### INPUT DATA
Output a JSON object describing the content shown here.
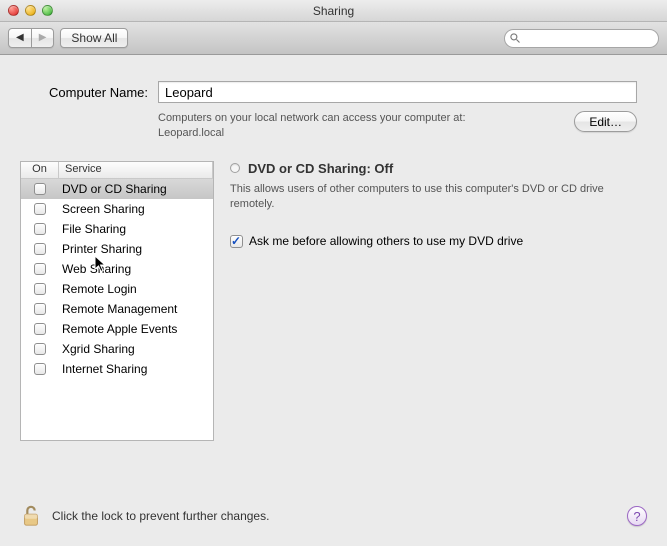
{
  "window": {
    "title": "Sharing"
  },
  "toolbar": {
    "showall_label": "Show All",
    "search_placeholder": ""
  },
  "computer_name": {
    "label": "Computer Name:",
    "value": "Leopard",
    "access_text_1": "Computers on your local network can access your computer at:",
    "access_host": "Leopard.local",
    "edit_label": "Edit…"
  },
  "services": {
    "header_on": "On",
    "header_service": "Service",
    "items": [
      {
        "name": "DVD or CD Sharing",
        "on": false,
        "selected": true
      },
      {
        "name": "Screen Sharing",
        "on": false,
        "selected": false
      },
      {
        "name": "File Sharing",
        "on": false,
        "selected": false
      },
      {
        "name": "Printer Sharing",
        "on": false,
        "selected": false
      },
      {
        "name": "Web Sharing",
        "on": false,
        "selected": false
      },
      {
        "name": "Remote Login",
        "on": false,
        "selected": false
      },
      {
        "name": "Remote Management",
        "on": false,
        "selected": false
      },
      {
        "name": "Remote Apple Events",
        "on": false,
        "selected": false
      },
      {
        "name": "Xgrid Sharing",
        "on": false,
        "selected": false
      },
      {
        "name": "Internet Sharing",
        "on": false,
        "selected": false
      }
    ]
  },
  "detail": {
    "title": "DVD or CD Sharing: Off",
    "description": "This allows users of other computers to use this computer's DVD or CD drive remotely.",
    "ask_checked": true,
    "ask_label": "Ask me before allowing others to use my DVD drive"
  },
  "footer": {
    "lock_text": "Click the lock to prevent further changes."
  }
}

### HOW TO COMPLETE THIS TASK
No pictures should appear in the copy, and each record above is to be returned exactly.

### YOUR RESPONSE
Output a JSON object describing the content shown here.
{
  "window": {
    "title": "Sharing"
  },
  "toolbar": {
    "showall_label": "Show All",
    "search_placeholder": ""
  },
  "computer_name": {
    "label": "Computer Name:",
    "value": "Leopard",
    "access_text_1": "Computers on your local network can access your computer at:",
    "access_host": "Leopard.local",
    "edit_label": "Edit…"
  },
  "services": {
    "header_on": "On",
    "header_service": "Service",
    "items": [
      {
        "name": "DVD or CD Sharing",
        "on": false,
        "selected": true
      },
      {
        "name": "Screen Sharing",
        "on": false,
        "selected": false
      },
      {
        "name": "File Sharing",
        "on": false,
        "selected": false
      },
      {
        "name": "Printer Sharing",
        "on": false,
        "selected": false
      },
      {
        "name": "Web Sharing",
        "on": false,
        "selected": false
      },
      {
        "name": "Remote Login",
        "on": false,
        "selected": false
      },
      {
        "name": "Remote Management",
        "on": false,
        "selected": false
      },
      {
        "name": "Remote Apple Events",
        "on": false,
        "selected": false
      },
      {
        "name": "Xgrid Sharing",
        "on": false,
        "selected": false
      },
      {
        "name": "Internet Sharing",
        "on": false,
        "selected": false
      }
    ]
  },
  "detail": {
    "title": "DVD or CD Sharing: Off",
    "description": "This allows users of other computers to use this computer's DVD or CD drive remotely.",
    "ask_checked": true,
    "ask_label": "Ask me before allowing others to use my DVD drive"
  },
  "footer": {
    "lock_text": "Click the lock to prevent further changes."
  }
}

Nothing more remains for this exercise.